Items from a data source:
——————

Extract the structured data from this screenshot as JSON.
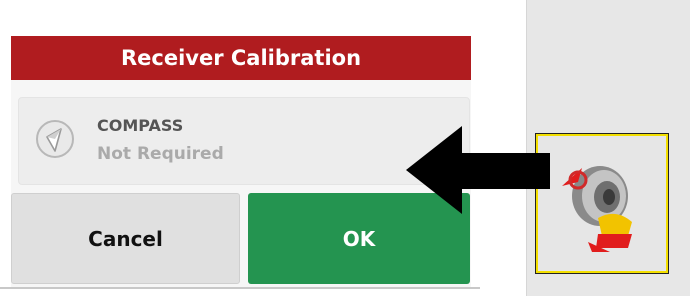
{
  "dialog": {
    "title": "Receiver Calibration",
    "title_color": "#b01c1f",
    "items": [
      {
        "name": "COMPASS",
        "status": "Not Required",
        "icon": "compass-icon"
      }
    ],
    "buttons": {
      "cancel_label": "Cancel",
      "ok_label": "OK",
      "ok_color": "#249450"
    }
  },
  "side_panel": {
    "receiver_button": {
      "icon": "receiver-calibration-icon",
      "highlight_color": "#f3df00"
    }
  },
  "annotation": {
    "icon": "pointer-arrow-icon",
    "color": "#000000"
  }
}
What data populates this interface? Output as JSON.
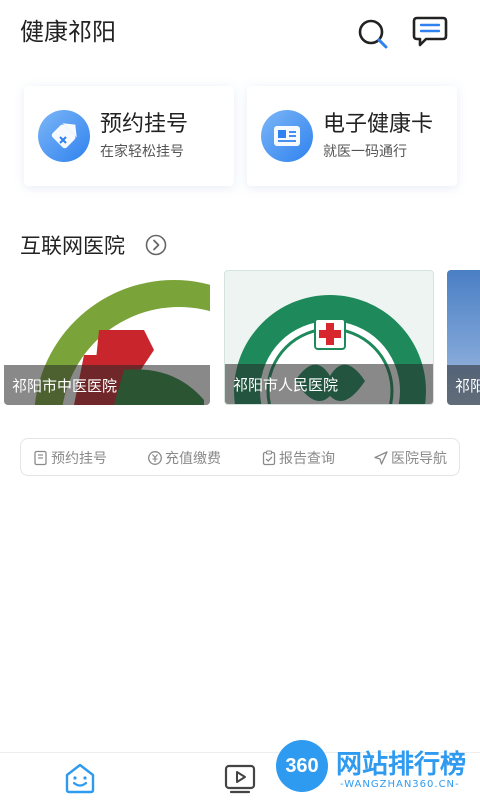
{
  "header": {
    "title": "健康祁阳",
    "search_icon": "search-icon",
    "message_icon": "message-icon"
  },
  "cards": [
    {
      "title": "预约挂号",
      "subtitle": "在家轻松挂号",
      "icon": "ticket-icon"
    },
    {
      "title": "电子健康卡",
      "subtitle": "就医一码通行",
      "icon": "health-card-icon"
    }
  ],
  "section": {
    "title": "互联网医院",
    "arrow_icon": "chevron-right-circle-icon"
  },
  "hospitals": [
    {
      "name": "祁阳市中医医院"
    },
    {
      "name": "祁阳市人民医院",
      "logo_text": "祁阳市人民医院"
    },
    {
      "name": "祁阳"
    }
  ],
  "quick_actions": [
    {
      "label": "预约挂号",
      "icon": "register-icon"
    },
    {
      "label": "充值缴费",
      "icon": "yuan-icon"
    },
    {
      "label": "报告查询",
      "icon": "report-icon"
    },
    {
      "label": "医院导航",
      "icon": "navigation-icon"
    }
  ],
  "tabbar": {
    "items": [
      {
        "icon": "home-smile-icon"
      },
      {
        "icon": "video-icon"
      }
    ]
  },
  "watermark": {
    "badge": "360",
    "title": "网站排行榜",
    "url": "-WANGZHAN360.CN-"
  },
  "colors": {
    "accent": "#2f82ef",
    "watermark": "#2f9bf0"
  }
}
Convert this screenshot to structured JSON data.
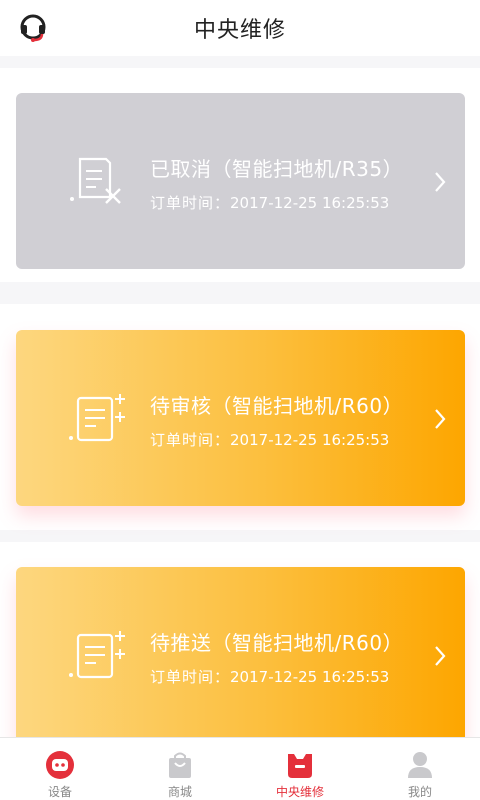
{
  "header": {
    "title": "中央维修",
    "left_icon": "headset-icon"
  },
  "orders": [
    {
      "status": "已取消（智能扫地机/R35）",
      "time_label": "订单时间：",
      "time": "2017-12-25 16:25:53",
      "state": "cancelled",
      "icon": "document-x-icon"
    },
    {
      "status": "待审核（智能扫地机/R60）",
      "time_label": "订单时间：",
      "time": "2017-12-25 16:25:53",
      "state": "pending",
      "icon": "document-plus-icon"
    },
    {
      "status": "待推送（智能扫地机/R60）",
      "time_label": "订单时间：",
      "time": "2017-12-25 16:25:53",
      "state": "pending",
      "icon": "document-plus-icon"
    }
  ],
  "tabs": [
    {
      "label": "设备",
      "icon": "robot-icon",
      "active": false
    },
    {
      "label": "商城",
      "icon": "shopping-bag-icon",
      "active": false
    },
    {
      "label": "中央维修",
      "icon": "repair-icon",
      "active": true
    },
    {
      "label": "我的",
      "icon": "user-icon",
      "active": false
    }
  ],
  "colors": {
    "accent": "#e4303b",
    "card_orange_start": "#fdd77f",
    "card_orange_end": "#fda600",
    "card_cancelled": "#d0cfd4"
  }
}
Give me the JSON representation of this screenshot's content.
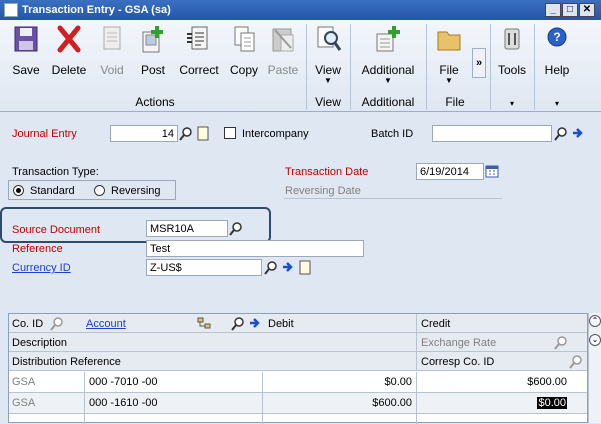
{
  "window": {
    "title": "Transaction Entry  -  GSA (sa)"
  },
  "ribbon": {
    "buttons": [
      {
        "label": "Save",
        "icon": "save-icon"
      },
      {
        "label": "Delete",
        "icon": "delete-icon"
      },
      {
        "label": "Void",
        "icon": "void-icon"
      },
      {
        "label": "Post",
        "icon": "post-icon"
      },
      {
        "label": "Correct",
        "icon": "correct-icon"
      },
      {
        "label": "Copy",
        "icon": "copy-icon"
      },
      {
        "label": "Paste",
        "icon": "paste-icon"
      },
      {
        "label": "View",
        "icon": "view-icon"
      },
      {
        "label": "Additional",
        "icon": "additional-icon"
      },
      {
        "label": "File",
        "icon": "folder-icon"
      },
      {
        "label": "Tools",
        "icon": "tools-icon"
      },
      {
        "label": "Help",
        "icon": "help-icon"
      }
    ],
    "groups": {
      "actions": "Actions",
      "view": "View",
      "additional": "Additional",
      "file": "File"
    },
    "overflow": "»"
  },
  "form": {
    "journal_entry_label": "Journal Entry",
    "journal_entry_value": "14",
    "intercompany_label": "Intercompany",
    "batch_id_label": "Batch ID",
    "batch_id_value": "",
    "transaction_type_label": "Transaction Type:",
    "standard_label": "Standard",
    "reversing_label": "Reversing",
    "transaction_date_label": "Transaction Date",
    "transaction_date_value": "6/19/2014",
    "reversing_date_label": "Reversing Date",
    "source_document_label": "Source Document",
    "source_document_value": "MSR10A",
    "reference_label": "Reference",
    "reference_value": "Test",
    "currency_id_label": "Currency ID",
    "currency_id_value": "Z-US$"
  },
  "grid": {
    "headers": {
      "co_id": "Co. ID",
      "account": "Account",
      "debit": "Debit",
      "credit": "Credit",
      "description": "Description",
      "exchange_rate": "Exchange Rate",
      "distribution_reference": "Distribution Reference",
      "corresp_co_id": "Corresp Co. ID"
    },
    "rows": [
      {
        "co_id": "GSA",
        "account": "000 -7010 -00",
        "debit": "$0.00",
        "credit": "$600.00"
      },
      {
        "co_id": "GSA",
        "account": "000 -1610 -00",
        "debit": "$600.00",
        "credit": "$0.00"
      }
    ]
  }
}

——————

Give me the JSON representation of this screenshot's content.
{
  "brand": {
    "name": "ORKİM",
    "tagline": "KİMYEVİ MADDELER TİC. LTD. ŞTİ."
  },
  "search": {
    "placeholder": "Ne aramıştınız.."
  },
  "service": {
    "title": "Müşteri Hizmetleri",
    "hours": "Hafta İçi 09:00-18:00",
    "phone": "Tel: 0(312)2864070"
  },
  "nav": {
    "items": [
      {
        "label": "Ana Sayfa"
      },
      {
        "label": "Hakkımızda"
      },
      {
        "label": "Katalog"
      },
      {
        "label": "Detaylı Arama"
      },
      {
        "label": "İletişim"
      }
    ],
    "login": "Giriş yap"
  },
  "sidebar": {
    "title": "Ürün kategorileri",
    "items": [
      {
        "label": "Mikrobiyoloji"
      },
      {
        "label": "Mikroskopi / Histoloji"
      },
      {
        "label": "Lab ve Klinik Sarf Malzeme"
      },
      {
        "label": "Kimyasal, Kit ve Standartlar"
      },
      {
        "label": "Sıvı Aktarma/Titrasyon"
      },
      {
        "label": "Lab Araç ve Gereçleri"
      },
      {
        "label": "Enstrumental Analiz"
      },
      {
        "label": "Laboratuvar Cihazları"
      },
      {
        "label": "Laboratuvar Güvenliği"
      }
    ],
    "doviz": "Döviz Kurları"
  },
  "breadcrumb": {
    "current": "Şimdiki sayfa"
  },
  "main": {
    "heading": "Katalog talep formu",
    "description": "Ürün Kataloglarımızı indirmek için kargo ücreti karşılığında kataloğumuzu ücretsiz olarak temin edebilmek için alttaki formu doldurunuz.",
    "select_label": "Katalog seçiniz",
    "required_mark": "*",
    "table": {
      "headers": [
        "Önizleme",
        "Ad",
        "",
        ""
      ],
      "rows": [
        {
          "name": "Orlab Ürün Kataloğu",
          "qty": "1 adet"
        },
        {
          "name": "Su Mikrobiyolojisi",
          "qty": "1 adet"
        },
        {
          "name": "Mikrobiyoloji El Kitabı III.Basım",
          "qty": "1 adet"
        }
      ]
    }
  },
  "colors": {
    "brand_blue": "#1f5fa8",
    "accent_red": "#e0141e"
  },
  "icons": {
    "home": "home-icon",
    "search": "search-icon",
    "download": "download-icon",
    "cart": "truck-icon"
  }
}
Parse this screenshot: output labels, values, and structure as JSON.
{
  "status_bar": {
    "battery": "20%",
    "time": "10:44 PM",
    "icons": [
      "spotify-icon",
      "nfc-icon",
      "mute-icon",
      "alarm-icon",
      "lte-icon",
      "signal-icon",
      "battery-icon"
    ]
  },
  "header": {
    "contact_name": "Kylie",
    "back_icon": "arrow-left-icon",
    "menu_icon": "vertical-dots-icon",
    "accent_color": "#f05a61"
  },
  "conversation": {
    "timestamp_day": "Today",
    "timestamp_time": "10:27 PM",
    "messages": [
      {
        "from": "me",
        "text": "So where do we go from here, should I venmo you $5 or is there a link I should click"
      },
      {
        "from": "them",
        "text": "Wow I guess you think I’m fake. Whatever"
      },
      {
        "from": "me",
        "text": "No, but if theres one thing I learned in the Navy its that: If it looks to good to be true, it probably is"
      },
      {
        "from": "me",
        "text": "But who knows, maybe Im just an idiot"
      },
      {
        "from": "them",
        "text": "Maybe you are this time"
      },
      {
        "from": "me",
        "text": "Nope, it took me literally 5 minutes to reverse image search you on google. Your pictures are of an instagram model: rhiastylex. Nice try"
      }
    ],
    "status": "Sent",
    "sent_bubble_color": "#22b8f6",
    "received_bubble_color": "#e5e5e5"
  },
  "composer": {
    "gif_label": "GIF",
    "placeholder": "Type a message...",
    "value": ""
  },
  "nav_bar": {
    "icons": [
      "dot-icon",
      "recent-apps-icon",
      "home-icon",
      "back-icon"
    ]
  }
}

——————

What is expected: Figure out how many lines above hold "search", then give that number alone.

Output for this task: 4